If you are relatively healthy and in good shape, perhaps you might consider working for companies that deliver packages for customers. Companies such as UPS and FedEx are most often in need for mail sorters, truck drivers, and floor managers. Keep in mind that these jobs may require heavy lifting and standing on your feet for long periods of time. Nevertheless, if you are up to the challenge, go to the main websites for UPS, FedEx or other big package companies for more information.
Job #7: Retail Cashier
If you are the type of person who likes to stay busy and loves to be around people in general, perhaps being a retail checkout cashier may be the job for you. Peak times for this job are around the major holidays, but department stores and supermarkets almost always have a need for cashiers. Be advised that these jobs require long periods of standing as well as lots of patience as heavy personal contact may involve difficult customers from time to time. There are also jobs available in shelf stocking, security, and customer greeting. To get started, you can go to the Older and Bolder section of the website CoolWorks.com which helps older workers find job placements.
Job#8: Blogging and/or Affiliate Marketing

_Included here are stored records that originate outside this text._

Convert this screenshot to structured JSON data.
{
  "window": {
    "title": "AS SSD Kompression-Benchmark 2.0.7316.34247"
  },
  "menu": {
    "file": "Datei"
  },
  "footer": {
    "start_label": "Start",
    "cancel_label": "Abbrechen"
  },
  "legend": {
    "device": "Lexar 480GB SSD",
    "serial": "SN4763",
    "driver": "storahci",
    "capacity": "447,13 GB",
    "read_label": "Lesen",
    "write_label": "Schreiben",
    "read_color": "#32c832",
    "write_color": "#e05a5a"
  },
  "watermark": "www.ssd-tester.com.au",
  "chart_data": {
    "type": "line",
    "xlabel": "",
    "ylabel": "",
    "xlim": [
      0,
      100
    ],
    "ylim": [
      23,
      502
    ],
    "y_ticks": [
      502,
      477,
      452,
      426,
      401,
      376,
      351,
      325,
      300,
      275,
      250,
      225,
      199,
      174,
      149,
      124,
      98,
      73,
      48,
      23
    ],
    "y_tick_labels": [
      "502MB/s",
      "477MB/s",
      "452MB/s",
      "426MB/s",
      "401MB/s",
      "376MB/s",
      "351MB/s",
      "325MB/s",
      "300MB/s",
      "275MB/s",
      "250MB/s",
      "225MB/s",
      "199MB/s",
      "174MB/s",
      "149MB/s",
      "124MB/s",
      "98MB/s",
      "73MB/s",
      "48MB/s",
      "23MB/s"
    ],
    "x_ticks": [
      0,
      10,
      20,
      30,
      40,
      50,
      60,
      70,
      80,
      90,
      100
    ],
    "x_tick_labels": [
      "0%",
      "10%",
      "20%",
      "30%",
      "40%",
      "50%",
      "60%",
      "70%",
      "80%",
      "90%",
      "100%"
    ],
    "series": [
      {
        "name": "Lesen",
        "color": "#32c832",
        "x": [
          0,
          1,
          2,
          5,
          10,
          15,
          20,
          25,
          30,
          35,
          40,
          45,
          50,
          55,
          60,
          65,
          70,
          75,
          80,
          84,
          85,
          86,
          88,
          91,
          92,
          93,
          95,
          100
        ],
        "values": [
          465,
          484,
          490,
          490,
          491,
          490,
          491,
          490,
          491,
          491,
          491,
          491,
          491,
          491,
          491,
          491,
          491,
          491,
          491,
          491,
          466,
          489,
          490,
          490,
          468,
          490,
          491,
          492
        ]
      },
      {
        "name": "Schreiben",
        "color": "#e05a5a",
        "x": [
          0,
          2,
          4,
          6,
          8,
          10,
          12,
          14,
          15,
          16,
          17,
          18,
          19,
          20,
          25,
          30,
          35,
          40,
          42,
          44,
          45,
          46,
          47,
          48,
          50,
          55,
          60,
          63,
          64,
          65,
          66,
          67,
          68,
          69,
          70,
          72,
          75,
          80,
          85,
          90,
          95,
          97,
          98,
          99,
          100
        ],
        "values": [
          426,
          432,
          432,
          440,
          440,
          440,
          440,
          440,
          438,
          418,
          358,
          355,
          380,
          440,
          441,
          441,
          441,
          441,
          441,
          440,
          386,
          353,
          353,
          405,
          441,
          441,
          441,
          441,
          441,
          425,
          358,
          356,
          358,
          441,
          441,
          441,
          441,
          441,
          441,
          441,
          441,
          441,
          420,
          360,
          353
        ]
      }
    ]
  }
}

If you like writing or have a passion for a particular hobby or subject, perhaps you might consider starting a blog. Online blogs have exploded over the internet in the past couple of years. Blogging topics can be wide ranging–anywhere from providing basic information on health and fitness, weight loss products, and how-to’s. Most blogs currently online are monetized, meaning that the blog owner is either selling a particular product he/she owns, or is selling another person’s product as a affiliate. Blogs can also be monetized by placing ads (ie. Google Ads) selling similar to what the blog topic is. Affiliate marketing is basically the process of selling another person’s or company’s product and getting paid a commission by that person or company for each sale made. Sounds good, but don’t know where to start? I would recommend you start where I learned how to start this blog–the #1 community for aspiring bloggers and affiliate marketers.
Job#9: Your Old Job, Part-Time
If you have been one of the lucky ones to have had a job that you simply loved to do, perhaps your boss may be open to you working part-time instead of full time. If you know of someone else in your workplace who has done this, talk to that person and find out how they negotiated the deal. If not, then you will have to be your own advocate and approach your boss with a specific proposal. The proposal should include how many day per week you want to work, and what responsibilities you are willing to keep, etc. You also have the option to work in your field but with a different employer. For instance, FlexProfessionals, a staffing firm based in Washington and Boston, can help people find work in those cities. Other websites that cater to older workers include: www.workforce50.com and www.seniorjobbank.org. Temp staffing agencies may also be a viable option to consider.
Whatever path you choose to take regarding life after retirement, make sure that it is something you enjoy doing and is as stress free as possible. Nothing can be more depressing than to be over 50, either working at a job you hate because you really need the money, or sitting at home feeling bored with nothing to do. Your golden years of life should be filled with the freedom to do what you want to do and when you want to do it. If you still want to work, find a job that is satisfying and makes you feel happy. If you do not wish to work anymore, that’s okay too. Just find some hobby or something to do that makes each day a positive one. Take a moment to ask yourself some basic questions regarding whether you need to reorganize yourself and determine what you want to do.
Please feel free to comment below as I am always interested to know your thoughts about what I have discussed in this post. Have a great day!
Source: “10 Jobs Retirees Should Check Out” by Kerry Hannon, AARP Bulletin/Real Possibilities, Vol.58 No. 1, pp.8-11.
Photos courtesy of clker.com and Pixabay.com